§ What the exercise asks: Apart from the images, reproduce every record word for word.

§ Data provided:
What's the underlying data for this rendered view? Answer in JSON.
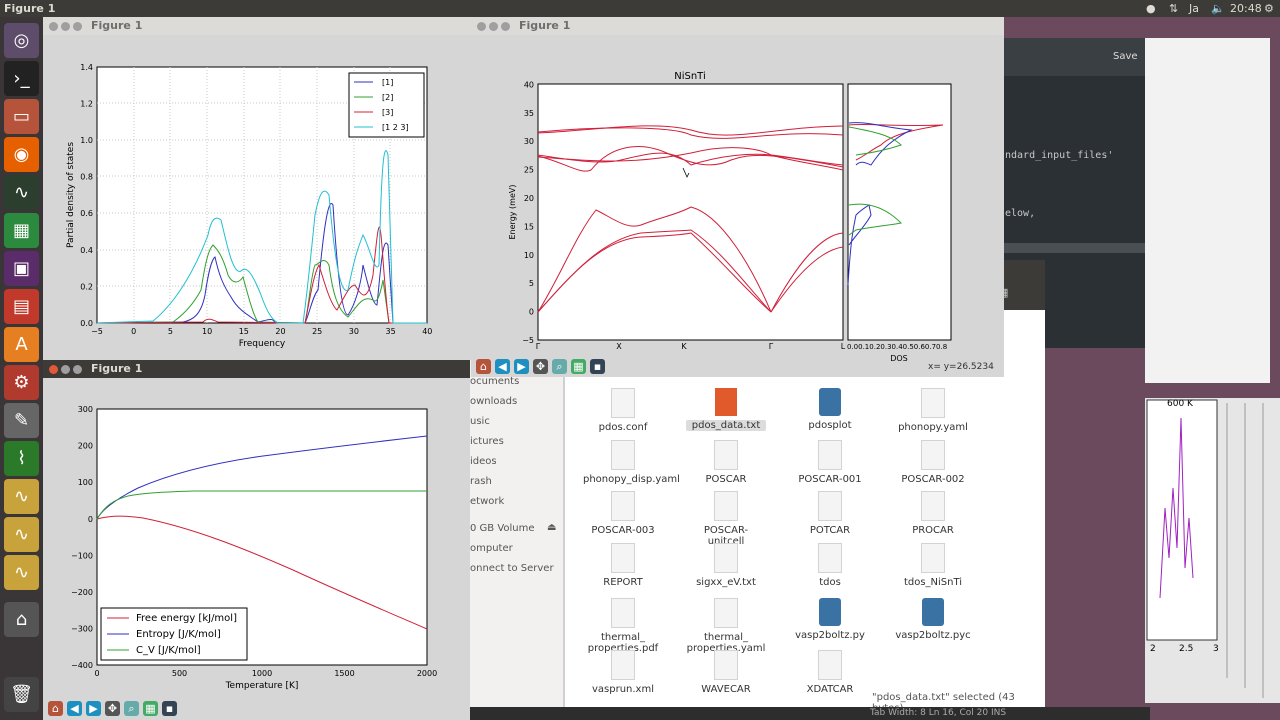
{
  "topbar": {
    "title": "Figure 1",
    "time": "20:48",
    "lang": "Ja"
  },
  "fig_pdos": {
    "title": "Figure 1",
    "ylabel": "Partial density of states",
    "xlabel": "Frequency",
    "xticks": [
      "−5",
      "0",
      "5",
      "10",
      "15",
      "20",
      "25",
      "30",
      "35",
      "40"
    ],
    "yticks": [
      "0.0",
      "0.2",
      "0.4",
      "0.6",
      "0.8",
      "1.0",
      "1.2",
      "1.4"
    ],
    "legend": [
      "[1]",
      "[2]",
      "[3]",
      "[1 2 3]"
    ]
  },
  "fig_band": {
    "title": "Figure 1",
    "plot_title": "NiSnTi",
    "ylabel": "Energy (meV)",
    "yticks": [
      "−5",
      "0",
      "5",
      "10",
      "15",
      "20",
      "25",
      "30",
      "35",
      "40"
    ],
    "xticks": [
      "Γ",
      "X",
      "K",
      "Γ",
      "L"
    ],
    "dos_label": "DOS",
    "dos_ticks": "0.00.10.20.30.40.50.60.70.8",
    "coord": "x= y=26.5234"
  },
  "fig_thermo": {
    "title": "Figure 1",
    "xlabel": "Temperature [K]",
    "xticks": [
      "0",
      "500",
      "1000",
      "1500",
      "2000"
    ],
    "yticks": [
      "300",
      "200",
      "100",
      "0",
      "−100",
      "−200",
      "−300",
      "−400"
    ],
    "legend": [
      "Free energy [kJ/mol]",
      "Entropy [J/K/mol]",
      "C_V [J/K/mol]"
    ]
  },
  "editor": {
    "save": "Save",
    "line1": "ndard_input_files'",
    "line2": "elow,"
  },
  "files": {
    "sidebar": [
      "ocuments",
      "ownloads",
      "usic",
      "ictures",
      "ideos",
      "rash",
      "etwork",
      "0 GB Volume",
      "omputer",
      "onnect to Server"
    ],
    "items": [
      {
        "name": "pdos.conf",
        "kind": "doc"
      },
      {
        "name": "pdos_data.txt",
        "kind": "txt"
      },
      {
        "name": "pdosplot",
        "kind": "py"
      },
      {
        "name": "phonopy.yaml",
        "kind": "doc"
      },
      {
        "name": "phonopy_disp.yaml",
        "kind": "doc"
      },
      {
        "name": "POSCAR",
        "kind": "doc"
      },
      {
        "name": "POSCAR-001",
        "kind": "doc"
      },
      {
        "name": "POSCAR-002",
        "kind": "doc"
      },
      {
        "name": "POSCAR-003",
        "kind": "doc"
      },
      {
        "name": "POSCAR-unitcell",
        "kind": "doc"
      },
      {
        "name": "POTCAR",
        "kind": "doc"
      },
      {
        "name": "PROCAR",
        "kind": "doc"
      },
      {
        "name": "REPORT",
        "kind": "doc"
      },
      {
        "name": "sigxx_eV.txt",
        "kind": "doc"
      },
      {
        "name": "tdos",
        "kind": "doc"
      },
      {
        "name": "tdos_NiSnTi",
        "kind": "doc"
      },
      {
        "name": "thermal_\nproperties.pdf",
        "kind": "doc"
      },
      {
        "name": "thermal_\nproperties.yaml",
        "kind": "doc"
      },
      {
        "name": "vasp2boltz.py",
        "kind": "py"
      },
      {
        "name": "vasp2boltz.pyc",
        "kind": "py"
      },
      {
        "name": "vasprun.xml",
        "kind": "doc"
      },
      {
        "name": "WAVECAR",
        "kind": "doc"
      },
      {
        "name": "XDATCAR",
        "kind": "doc"
      }
    ],
    "status": "\"pdos_data.txt\" selected  (43 bytes)"
  },
  "back_plot": {
    "label": "600 K",
    "xticks": [
      "2",
      "2.5",
      "3"
    ]
  },
  "status_bottom": "Tab Width: 8    Ln 16, Col 20    INS"
}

§ The answer:
What's the underlying data for this rendered view? Answer in JSON.
{
  "topbar": {
    "title": "Figure 1",
    "time": "20:48",
    "lang": "Ja"
  },
  "fig_pdos": {
    "title": "Figure 1",
    "ylabel": "Partial density of states",
    "xlabel": "Frequency",
    "xticks": [
      "−5",
      "0",
      "5",
      "10",
      "15",
      "20",
      "25",
      "30",
      "35",
      "40"
    ],
    "yticks": [
      "0.0",
      "0.2",
      "0.4",
      "0.6",
      "0.8",
      "1.0",
      "1.2",
      "1.4"
    ],
    "legend": [
      "[1]",
      "[2]",
      "[3]",
      "[1 2 3]"
    ]
  },
  "fig_band": {
    "title": "Figure 1",
    "plot_title": "NiSnTi",
    "ylabel": "Energy (meV)",
    "yticks": [
      "−5",
      "0",
      "5",
      "10",
      "15",
      "20",
      "25",
      "30",
      "35",
      "40"
    ],
    "xticks": [
      "Γ",
      "X",
      "K",
      "Γ",
      "L"
    ],
    "dos_label": "DOS",
    "dos_ticks": "0.00.10.20.30.40.50.60.70.8",
    "coord": "x= y=26.5234"
  },
  "fig_thermo": {
    "title": "Figure 1",
    "xlabel": "Temperature [K]",
    "xticks": [
      "0",
      "500",
      "1000",
      "1500",
      "2000"
    ],
    "yticks": [
      "300",
      "200",
      "100",
      "0",
      "−100",
      "−200",
      "−300",
      "−400"
    ],
    "legend": [
      "Free energy [kJ/mol]",
      "Entropy [J/K/mol]",
      "C_V [J/K/mol]"
    ]
  },
  "editor": {
    "save": "Save",
    "line1": "ndard_input_files'",
    "line2": "elow,"
  },
  "files": {
    "sidebar": [
      "ocuments",
      "ownloads",
      "usic",
      "ictures",
      "ideos",
      "rash",
      "etwork",
      "0 GB Volume",
      "omputer",
      "onnect to Server"
    ],
    "items": [
      {
        "name": "pdos.conf",
        "kind": "doc"
      },
      {
        "name": "pdos_data.txt",
        "kind": "txt"
      },
      {
        "name": "pdosplot",
        "kind": "py"
      },
      {
        "name": "phonopy.yaml",
        "kind": "doc"
      },
      {
        "name": "phonopy_disp.yaml",
        "kind": "doc"
      },
      {
        "name": "POSCAR",
        "kind": "doc"
      },
      {
        "name": "POSCAR-001",
        "kind": "doc"
      },
      {
        "name": "POSCAR-002",
        "kind": "doc"
      },
      {
        "name": "POSCAR-003",
        "kind": "doc"
      },
      {
        "name": "POSCAR-unitcell",
        "kind": "doc"
      },
      {
        "name": "POTCAR",
        "kind": "doc"
      },
      {
        "name": "PROCAR",
        "kind": "doc"
      },
      {
        "name": "REPORT",
        "kind": "doc"
      },
      {
        "name": "sigxx_eV.txt",
        "kind": "doc"
      },
      {
        "name": "tdos",
        "kind": "doc"
      },
      {
        "name": "tdos_NiSnTi",
        "kind": "doc"
      },
      {
        "name": "thermal_\nproperties.pdf",
        "kind": "doc"
      },
      {
        "name": "thermal_\nproperties.yaml",
        "kind": "doc"
      },
      {
        "name": "vasp2boltz.py",
        "kind": "py"
      },
      {
        "name": "vasp2boltz.pyc",
        "kind": "py"
      },
      {
        "name": "vasprun.xml",
        "kind": "doc"
      },
      {
        "name": "WAVECAR",
        "kind": "doc"
      },
      {
        "name": "XDATCAR",
        "kind": "doc"
      }
    ],
    "status": "\"pdos_data.txt\" selected  (43 bytes)"
  },
  "back_plot": {
    "label": "600 K",
    "xticks": [
      "2",
      "2.5",
      "3"
    ]
  },
  "status_bottom": "Tab Width: 8    Ln 16, Col 20    INS"
}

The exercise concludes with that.